◆ **About this exercise**:
Retype the records below so that each one matches exactly.

*** Exercise data ***

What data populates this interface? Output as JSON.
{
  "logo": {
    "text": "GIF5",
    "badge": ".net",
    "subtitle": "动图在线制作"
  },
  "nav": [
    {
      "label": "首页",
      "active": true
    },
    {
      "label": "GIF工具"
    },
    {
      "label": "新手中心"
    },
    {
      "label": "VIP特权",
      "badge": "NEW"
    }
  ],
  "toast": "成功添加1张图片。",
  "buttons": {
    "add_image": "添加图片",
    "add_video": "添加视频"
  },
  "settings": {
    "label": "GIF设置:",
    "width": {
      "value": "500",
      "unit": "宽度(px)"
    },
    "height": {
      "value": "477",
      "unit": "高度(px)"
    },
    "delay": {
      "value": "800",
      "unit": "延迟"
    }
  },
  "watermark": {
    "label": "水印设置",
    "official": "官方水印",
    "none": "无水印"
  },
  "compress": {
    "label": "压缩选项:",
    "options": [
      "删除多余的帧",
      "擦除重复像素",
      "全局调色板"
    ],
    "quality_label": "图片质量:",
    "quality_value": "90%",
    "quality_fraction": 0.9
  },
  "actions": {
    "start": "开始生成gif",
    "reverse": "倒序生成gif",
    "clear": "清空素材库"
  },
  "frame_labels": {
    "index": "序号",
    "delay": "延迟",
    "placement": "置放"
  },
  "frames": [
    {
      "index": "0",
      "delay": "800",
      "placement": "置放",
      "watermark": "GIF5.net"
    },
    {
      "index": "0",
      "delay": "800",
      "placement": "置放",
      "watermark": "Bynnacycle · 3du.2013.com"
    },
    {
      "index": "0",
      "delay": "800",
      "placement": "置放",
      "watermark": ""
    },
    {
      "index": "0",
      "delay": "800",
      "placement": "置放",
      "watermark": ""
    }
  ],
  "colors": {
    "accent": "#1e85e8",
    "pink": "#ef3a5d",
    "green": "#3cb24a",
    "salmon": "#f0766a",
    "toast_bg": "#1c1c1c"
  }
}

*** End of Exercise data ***

◆ **Response area**:
What data populates this interface? Output as JSON.
{
  "logo": {
    "text": "GIF5",
    "badge": ".net",
    "subtitle": "动图在线制作"
  },
  "nav": [
    {
      "label": "首页",
      "active": true
    },
    {
      "label": "GIF工具"
    },
    {
      "label": "新手中心"
    },
    {
      "label": "VIP特权",
      "badge": "NEW"
    }
  ],
  "toast": "成功添加1张图片。",
  "buttons": {
    "add_image": "添加图片",
    "add_video": "添加视频"
  },
  "settings": {
    "label": "GIF设置:",
    "width": {
      "value": "500",
      "unit": "宽度(px)"
    },
    "height": {
      "value": "477",
      "unit": "高度(px)"
    },
    "delay": {
      "value": "800",
      "unit": "延迟"
    }
  },
  "watermark": {
    "label": "水印设置",
    "official": "官方水印",
    "none": "无水印"
  },
  "compress": {
    "label": "压缩选项:",
    "options": [
      "删除多余的帧",
      "擦除重复像素",
      "全局调色板"
    ],
    "quality_label": "图片质量:",
    "quality_value": "90%",
    "quality_fraction": 0.9
  },
  "actions": {
    "start": "开始生成gif",
    "reverse": "倒序生成gif",
    "clear": "清空素材库"
  },
  "frame_labels": {
    "index": "序号",
    "delay": "延迟",
    "placement": "置放"
  },
  "frames": [
    {
      "index": "0",
      "delay": "800",
      "placement": "置放",
      "watermark": "GIF5.net"
    },
    {
      "index": "0",
      "delay": "800",
      "placement": "置放",
      "watermark": "Bynnacycle · 3du.2013.com"
    },
    {
      "index": "0",
      "delay": "800",
      "placement": "置放",
      "watermark": ""
    },
    {
      "index": "0",
      "delay": "800",
      "placement": "置放",
      "watermark": ""
    }
  ],
  "colors": {
    "accent": "#1e85e8",
    "pink": "#ef3a5d",
    "green": "#3cb24a",
    "salmon": "#f0766a",
    "toast_bg": "#1c1c1c"
  }
}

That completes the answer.